I’ve been doing a bit of “research” about this entire SaaS accounting thing and thought I’d share a few developments with y’all.
In June 2005, MYOB became the Australasian distributor for NetSuite. NetSuite, of course, is the SaaS accounting company primarily owned by none other then Larry Ellison of Oracle fame. A few things to note here – NetSuite is aimed at US sized SME’s which in effect means it’s pitched at medium players in our scale of things. The complexity and no doubt cost of their offering puts it our of reach of our average business. Arguably they could reverse engineer but that doesn’t make sense and big software companies just aren’t geared up to be lean and nimble like that.
The second thing to note is that MYOB and Netsuite hooked up over two years ago. This is the 21st century and we’re talking about a software offering in a space with a rapidly shortening product development time and life cycle. Two years without gaining significant traction in the marketplace is criminal. Last year a rebranding occurred with MYOB (part owner of the company distributing NetSuite in Australasia) setting up NetReturn Limited as the front to schlep the NetSuite product.
Interestingly enough Jim Donovan comments about the terrible service that NetReturn provided Fronde (well I assume Fronde anyway);
I couldn’t use Xero in my business, but I could use Netsuite – that is, I might have if their Australasian sales partner had not taken over a month to respond to my enquiry.
this again is criminal – B2B in this space has to be fast, attentive, flexible and responsive.
There is also no obvious sign of a pricing structure for NetSuite on the NetReturn website – not so much of a big deal if they’re pitching at larger businesses but bad if they’re serious about small entities. The only thing I could find was this;
What is the cost for NetSuite and NetSuite CRM products?
NetSuite product pricing can vary depending on the number of users, training and implementation services, and ongoing support plans that you choose – you simply pay for what you use. In general, the overall total cost of ownership when compared to other solutions can be up to 90 percent less over the first few years.
Which doesn’t actually say squat.
How does this relate to Xero and my previous comments about the competition? Well it certainly explains why Rod is strongly targeting the Xero offering to smaller SME’s – they’ve obviously identified that the hole exists in that space and they don’t want to go head to head with the providers of solutions for medium sized operations. It also nicely explains their intention to target Australia and the UK as opposed to the US. Partly because the threats in the US are bigger but also because the opportunities (read potential number of businesses of the right size to suit their product) is bigger.
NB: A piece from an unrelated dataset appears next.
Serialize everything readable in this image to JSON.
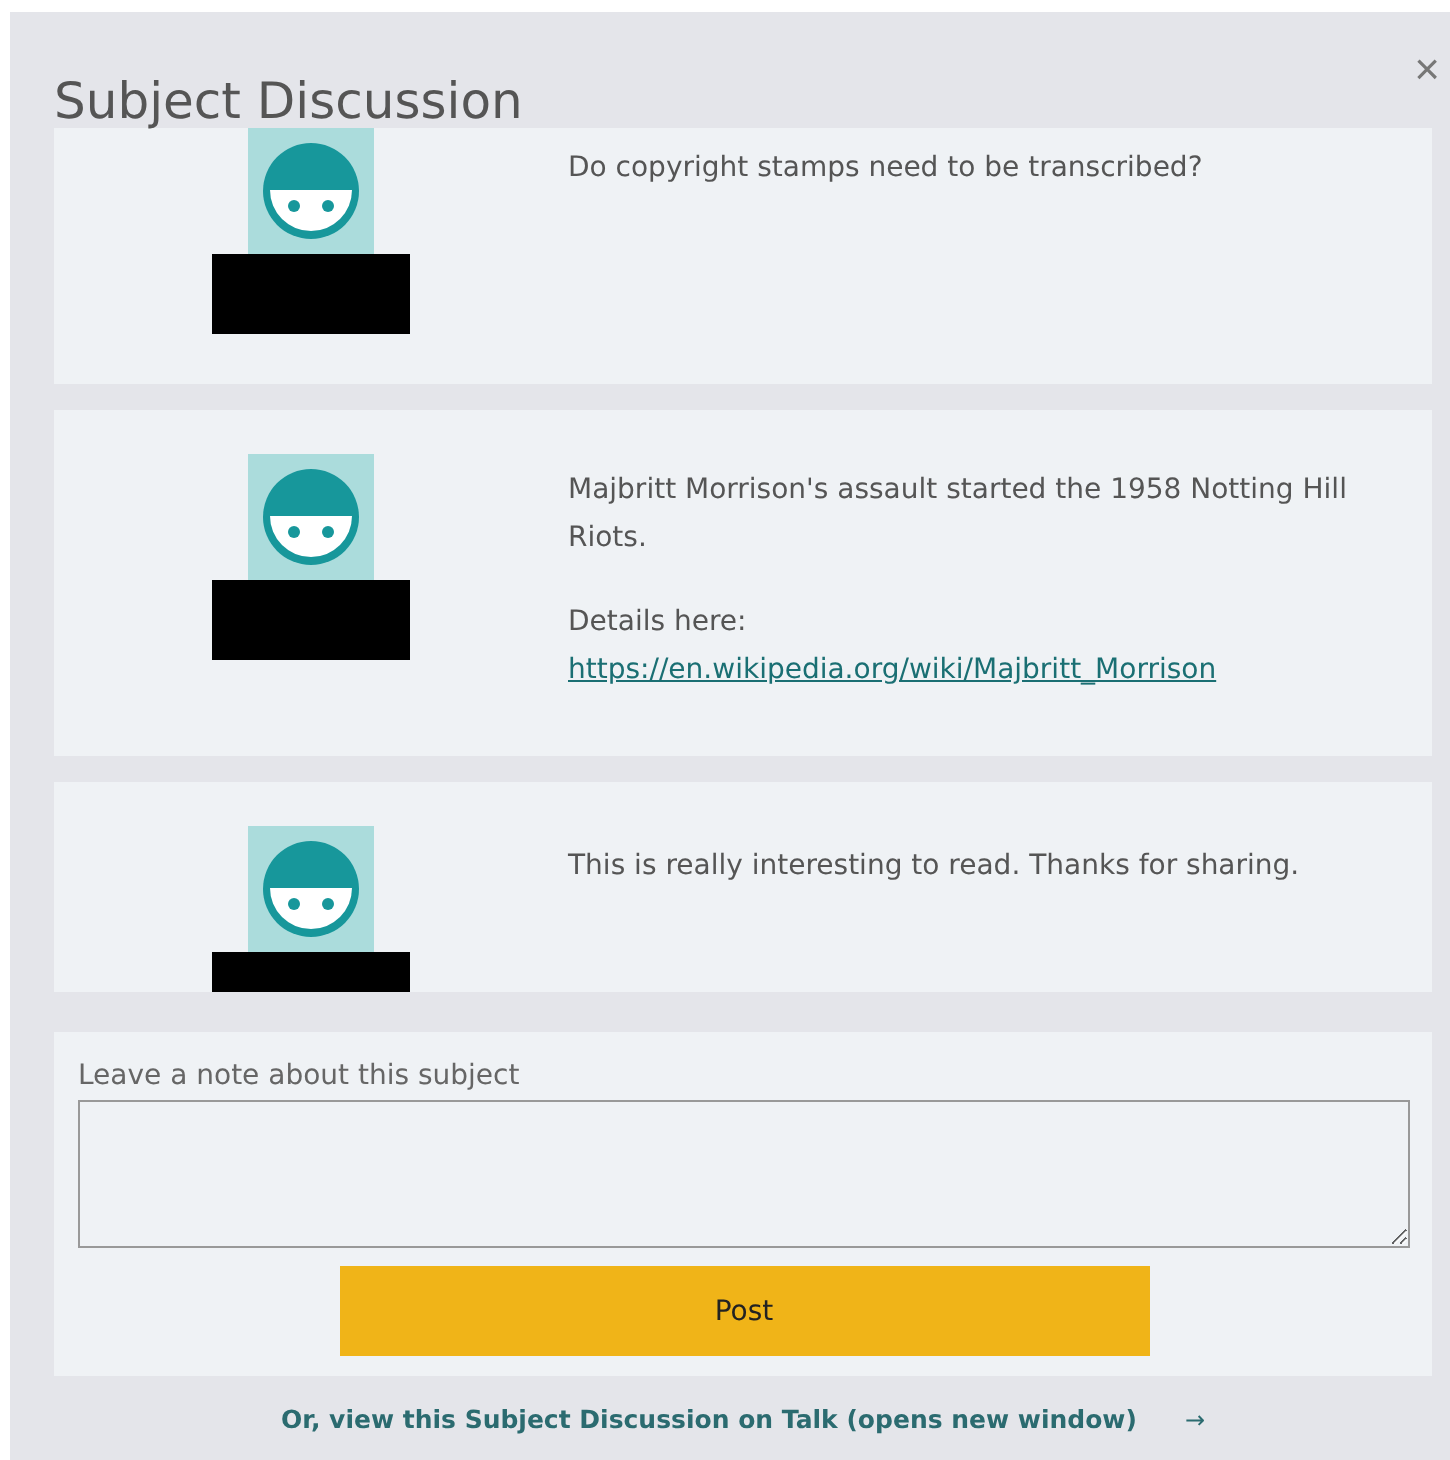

It’s SWOT analysis 101 and undoubtedly something Rod understands backwards, in his sleep and in Cantonese.
So…. (again) two very valid questions for Xero investors or industry watchers…
1) If this is the MYOB SaaS experience that they’ve sunk time and money into only to have it flop, will they be interested in turning on the heel and creating a new product, a reverse engineered NetSuite or a SaaS MYOB to compete with Xero?
2) What has Xero got up their sleeve?
Obviously they’ve got some serious hooks in terms of having the banks and accountants in their camp. There’s some nice trickery getting bank accounts into the package and reconciled – but that’s nice and all but isn’t a killer ap.
The aura of smug emanating from the team at Xero (and I mean that in the nicest possible way) would indicate that they do in fact beleieve that they’ve developed the killer ap – that they have something to roll out that is so ground breaking that it will build the business and overcome the threats. I have no idea what it is – I’ve kind of thought in the past about some accounting software features that would aid in business development – automated industry averaging, benchmarking, comparative analysis and that sort of thing but I don’t think thats what Xero is hanging it’s hat on.
I guess it’s a case of watch this space for developments.